The answer must be every line below that holds the word "handle".

[Records contained in a dataset]
Content starts

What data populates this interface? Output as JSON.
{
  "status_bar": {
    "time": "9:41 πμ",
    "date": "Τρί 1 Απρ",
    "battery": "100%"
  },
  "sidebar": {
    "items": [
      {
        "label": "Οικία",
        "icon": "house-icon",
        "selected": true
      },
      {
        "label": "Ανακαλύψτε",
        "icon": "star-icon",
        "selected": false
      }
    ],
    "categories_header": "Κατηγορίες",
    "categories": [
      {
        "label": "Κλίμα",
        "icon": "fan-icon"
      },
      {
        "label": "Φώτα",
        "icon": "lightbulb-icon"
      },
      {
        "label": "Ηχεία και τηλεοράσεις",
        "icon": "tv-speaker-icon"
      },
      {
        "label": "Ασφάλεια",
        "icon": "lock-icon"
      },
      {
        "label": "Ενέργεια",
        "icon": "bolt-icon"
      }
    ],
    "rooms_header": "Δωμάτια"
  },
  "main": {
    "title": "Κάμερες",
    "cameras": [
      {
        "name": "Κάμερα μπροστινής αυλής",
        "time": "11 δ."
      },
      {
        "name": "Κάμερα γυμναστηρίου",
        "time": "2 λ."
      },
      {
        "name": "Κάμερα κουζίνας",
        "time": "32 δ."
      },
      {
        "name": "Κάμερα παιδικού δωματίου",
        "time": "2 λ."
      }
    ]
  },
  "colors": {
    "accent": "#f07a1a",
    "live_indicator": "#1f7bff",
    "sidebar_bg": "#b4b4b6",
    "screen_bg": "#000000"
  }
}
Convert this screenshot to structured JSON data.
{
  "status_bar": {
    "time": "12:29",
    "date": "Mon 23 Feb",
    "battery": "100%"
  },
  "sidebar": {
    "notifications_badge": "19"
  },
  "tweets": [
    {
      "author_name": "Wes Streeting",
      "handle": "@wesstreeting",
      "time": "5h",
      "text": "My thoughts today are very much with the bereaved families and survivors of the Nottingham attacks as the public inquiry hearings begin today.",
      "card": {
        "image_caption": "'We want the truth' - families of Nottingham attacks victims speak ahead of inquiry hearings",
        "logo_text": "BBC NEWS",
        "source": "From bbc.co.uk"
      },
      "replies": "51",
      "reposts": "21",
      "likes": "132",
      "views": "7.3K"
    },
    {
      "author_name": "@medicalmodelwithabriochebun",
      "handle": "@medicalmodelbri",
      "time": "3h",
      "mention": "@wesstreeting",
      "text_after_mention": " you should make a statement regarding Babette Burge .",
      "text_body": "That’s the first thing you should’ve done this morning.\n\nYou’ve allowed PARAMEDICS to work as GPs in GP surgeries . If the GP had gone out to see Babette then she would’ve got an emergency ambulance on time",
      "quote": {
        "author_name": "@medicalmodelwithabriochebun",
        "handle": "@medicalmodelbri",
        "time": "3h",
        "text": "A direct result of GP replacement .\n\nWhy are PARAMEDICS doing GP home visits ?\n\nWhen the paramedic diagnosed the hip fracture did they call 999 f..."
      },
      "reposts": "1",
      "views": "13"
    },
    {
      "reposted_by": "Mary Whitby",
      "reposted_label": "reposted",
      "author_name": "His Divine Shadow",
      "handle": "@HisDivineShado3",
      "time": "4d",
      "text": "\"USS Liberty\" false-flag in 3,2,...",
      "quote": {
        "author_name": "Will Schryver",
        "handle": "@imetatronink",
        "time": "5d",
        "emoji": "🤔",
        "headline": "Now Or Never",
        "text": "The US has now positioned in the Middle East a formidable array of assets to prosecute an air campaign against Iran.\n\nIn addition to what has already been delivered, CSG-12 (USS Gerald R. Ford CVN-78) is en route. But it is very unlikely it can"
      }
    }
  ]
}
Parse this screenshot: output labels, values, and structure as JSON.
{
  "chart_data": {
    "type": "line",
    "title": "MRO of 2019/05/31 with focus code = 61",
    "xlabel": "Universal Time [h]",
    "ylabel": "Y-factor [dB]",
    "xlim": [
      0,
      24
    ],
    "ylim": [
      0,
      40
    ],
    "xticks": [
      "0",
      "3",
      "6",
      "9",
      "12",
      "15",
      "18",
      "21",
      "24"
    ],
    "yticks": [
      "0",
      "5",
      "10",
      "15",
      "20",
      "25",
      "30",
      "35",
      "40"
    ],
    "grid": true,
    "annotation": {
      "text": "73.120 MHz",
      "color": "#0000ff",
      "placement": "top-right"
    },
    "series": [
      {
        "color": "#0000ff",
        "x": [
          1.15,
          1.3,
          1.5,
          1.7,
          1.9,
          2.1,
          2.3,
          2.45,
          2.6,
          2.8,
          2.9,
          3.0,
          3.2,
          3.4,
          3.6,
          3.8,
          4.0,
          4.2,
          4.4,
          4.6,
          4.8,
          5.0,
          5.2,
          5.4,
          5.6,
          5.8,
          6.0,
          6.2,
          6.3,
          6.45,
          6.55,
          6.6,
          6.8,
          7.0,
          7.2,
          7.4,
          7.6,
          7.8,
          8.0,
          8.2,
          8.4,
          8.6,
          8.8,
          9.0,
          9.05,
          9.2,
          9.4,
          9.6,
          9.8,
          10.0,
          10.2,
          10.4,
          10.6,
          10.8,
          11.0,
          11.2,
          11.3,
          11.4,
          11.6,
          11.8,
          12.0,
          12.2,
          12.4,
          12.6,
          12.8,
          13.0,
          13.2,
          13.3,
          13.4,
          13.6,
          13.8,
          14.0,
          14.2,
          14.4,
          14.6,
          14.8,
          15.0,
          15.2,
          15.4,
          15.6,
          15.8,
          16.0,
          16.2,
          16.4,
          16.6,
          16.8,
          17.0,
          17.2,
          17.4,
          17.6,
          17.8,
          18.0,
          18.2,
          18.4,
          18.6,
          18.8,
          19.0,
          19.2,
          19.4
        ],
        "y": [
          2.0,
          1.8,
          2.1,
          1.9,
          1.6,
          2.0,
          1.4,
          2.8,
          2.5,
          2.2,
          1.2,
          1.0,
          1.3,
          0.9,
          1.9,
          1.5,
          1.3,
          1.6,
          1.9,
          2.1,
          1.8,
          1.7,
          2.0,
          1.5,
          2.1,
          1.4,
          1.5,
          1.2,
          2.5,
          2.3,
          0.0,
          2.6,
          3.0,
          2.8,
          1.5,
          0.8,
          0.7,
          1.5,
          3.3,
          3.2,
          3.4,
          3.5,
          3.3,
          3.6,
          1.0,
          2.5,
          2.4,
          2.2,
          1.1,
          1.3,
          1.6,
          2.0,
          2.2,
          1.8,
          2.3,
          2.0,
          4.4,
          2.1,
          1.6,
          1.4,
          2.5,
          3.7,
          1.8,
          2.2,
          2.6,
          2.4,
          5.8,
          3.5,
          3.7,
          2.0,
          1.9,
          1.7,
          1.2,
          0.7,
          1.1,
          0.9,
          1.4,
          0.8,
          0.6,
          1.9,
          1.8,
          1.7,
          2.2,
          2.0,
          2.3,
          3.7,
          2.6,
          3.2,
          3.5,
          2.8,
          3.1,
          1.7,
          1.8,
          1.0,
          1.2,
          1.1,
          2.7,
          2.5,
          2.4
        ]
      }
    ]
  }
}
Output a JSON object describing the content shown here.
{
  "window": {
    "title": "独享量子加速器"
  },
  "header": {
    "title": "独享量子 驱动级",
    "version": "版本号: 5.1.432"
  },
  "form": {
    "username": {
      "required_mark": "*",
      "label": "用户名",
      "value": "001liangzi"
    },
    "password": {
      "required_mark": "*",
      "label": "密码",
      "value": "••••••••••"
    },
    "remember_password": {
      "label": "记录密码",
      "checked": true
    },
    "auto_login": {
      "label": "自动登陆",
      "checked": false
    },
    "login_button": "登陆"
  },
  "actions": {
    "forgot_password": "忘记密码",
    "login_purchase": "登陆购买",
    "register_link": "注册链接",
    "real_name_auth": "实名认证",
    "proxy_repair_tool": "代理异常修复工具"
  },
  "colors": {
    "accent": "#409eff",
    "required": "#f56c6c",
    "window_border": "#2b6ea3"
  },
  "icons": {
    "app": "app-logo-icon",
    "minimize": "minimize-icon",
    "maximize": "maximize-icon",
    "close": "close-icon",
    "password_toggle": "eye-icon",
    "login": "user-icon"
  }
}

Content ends

Result for this task:
      "handle": "@wesstreeting",
      "handle": "@medicalmodelbri",
        "handle": "@medicalmodelbri",
      "handle": "@HisDivineShado3",
        "handle": "@imetatronink",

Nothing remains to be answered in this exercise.